Over the last few decades, genetically modified ingredients have crept into our food supply. People eating fast fast invariably consume GMO’s, which cause cancer in animals. (I’ve decided not to buy any food that contains GMO’s.)
But avoiding GMO’s is something I learned on my own. I didn’t have to visit a naturopathic doctor to implement this common-sense advice.
Holistic Health Affording It
A lot of people are under the impression they can’t afford to eat well. They shy away from real food. They think it’s too expensive. But you can shop carefully. Also, cutting processed foods out of your budget frees up money for real food.
I’m able to afford a mostly organic food diet by shopping at Aldi. This discount grocery store that carries a growing selection of healthy and organic food. You have to pick and choose. Some of the items are unhealthy. But I’m thankful I have an Aldi market close enough to shop there weekly.
Holistic Health How Do You Afford It?
At one time, I spent way too much on natural food. I shopped at a high-end grocery store. Now I shop for perishables at Aldi.
Oftentimes, I order non-perishable items at Vitacost, a large online health food store. Everything is deeply reduced. Plus, they have weekly sales.
Alternative Medicine Diet Changes
I don’t think I’d be feeling well today if I didn’t change my diet. Certain foods such as wheat and dairy trigger my pain. So does sugar. Many alternative health experts tell their patients to give up wheat, and eat gluten-free foods. If you’re considering that, you might want to read my earlier post, Is Wheat Bad for Everyone?
I’ve used natural healing methods, such as homeopathy. But I don’t think I’d be well if I continued eating foods that fuel inflammation. One suggestion (while working with your regular doctor) is to see what foods increase your pain.
Then try eliminating these foods. Once you do that, it might be a good time to see an energy medicine practitioner.
What If You Can’t Afford Organic Food?
Organic fruits and vegetables are definitely more expensive than regular produce. But evidence shows they’re more nutritious. Also, USDA-certified organic means no chemical fertilizers or GMO’s.
Also, some chemical pesticides are toxic. Environmental toxins can promote inflammation. So if you’re fighting a chronic illness, eating organic is the way to go. I’ll even go so far as to say that if this is the case, you can’t afford not to eat organic food. I hope I don’t offend anyone by saying this. But I need to speak the truth.
I also wrote an earlier post on How To Afford Organic Food On a Budget. It’s not easy. But I know it’s possible to eat mostly organic food and not go broke while doing so.
Where to Find Affordable Essential Oils
Essential oils have been really helpful. I use them for so many things. I add them to my natural cleaning solutions. I use them for natural pain control. Instead of taking OTC medication, I use a special essential oil formula called Cooling Waters Anti-Inflammatory blend. It’s sold buy a company called Natures Fusions, which isn’t a multilevel marketing company.

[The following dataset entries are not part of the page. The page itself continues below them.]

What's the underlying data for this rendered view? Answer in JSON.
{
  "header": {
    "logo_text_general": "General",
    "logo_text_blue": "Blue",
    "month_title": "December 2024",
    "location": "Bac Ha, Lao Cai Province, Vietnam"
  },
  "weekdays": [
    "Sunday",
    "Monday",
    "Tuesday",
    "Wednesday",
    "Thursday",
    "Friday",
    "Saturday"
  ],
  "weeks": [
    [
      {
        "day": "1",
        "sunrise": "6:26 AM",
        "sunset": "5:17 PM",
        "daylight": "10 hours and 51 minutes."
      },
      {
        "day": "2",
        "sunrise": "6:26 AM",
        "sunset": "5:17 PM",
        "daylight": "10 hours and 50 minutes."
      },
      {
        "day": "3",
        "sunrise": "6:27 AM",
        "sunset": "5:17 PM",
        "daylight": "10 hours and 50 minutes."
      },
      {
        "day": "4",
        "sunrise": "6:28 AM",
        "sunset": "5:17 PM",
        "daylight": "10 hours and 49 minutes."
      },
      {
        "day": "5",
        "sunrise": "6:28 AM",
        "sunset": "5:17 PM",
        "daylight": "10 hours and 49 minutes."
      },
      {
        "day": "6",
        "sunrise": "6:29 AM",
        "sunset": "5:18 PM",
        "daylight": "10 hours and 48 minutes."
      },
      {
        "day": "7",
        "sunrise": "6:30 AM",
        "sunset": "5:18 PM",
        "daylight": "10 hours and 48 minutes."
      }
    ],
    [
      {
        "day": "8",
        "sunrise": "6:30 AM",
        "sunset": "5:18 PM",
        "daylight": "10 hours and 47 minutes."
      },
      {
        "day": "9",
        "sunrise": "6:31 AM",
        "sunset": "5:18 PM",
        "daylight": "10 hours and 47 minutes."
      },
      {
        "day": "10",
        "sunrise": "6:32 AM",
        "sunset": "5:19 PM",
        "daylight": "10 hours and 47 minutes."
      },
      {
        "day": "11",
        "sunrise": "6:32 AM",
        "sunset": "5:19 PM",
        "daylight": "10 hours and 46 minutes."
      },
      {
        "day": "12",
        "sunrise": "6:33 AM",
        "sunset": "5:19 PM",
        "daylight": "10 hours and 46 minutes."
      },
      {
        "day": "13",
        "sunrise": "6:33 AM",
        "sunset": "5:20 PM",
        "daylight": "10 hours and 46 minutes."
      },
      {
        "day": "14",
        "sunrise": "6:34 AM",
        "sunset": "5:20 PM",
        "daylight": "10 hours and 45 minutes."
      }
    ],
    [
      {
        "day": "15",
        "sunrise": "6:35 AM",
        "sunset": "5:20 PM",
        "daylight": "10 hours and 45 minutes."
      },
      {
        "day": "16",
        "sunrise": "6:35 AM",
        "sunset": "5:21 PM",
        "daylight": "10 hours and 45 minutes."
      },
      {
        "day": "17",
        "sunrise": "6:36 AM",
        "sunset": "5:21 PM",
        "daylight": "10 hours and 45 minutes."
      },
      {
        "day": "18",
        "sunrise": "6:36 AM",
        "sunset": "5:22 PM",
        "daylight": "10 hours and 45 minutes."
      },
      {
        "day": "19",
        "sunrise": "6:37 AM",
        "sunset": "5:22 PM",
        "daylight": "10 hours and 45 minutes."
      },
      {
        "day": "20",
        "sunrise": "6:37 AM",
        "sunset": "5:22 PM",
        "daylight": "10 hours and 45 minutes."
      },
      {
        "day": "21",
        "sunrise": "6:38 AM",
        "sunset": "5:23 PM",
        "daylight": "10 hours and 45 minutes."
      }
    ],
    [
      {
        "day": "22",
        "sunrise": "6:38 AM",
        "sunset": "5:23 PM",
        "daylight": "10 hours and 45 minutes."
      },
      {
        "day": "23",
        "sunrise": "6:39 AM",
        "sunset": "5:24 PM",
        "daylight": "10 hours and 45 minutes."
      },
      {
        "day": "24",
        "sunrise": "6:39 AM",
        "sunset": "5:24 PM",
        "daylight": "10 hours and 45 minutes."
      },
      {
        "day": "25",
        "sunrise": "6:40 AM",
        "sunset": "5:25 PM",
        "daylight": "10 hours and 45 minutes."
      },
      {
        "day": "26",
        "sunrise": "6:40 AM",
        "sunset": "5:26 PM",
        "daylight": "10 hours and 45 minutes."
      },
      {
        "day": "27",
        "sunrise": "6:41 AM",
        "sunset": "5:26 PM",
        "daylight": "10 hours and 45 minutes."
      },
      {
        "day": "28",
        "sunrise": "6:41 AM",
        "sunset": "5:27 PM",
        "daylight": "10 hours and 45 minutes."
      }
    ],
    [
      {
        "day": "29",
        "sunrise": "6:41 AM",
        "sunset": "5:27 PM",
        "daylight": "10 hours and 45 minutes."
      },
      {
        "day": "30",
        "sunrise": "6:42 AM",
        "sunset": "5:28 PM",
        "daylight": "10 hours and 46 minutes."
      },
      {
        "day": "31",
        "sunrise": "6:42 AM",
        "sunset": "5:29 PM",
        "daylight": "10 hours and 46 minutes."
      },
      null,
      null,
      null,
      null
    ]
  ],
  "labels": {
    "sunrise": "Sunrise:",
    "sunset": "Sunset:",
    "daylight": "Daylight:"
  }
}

Many of my other oils I buy from Plant Therapy, which also doesn’t engage in MLM sales techniques. Plant Therapy essential oils are 100 percent pure and very affordable. Finding a great but relatively inexpensive essential oil supplier is another way I’ve found to save money on holistic health.
These statements have not been approved by the FDA. These products are not intended to diagnose, treat, cure or prevent any disease. Women who are pregnant or nursing should not use essential oils or herbal or homeopathic remedies unless directed to do so by a healthcare professional.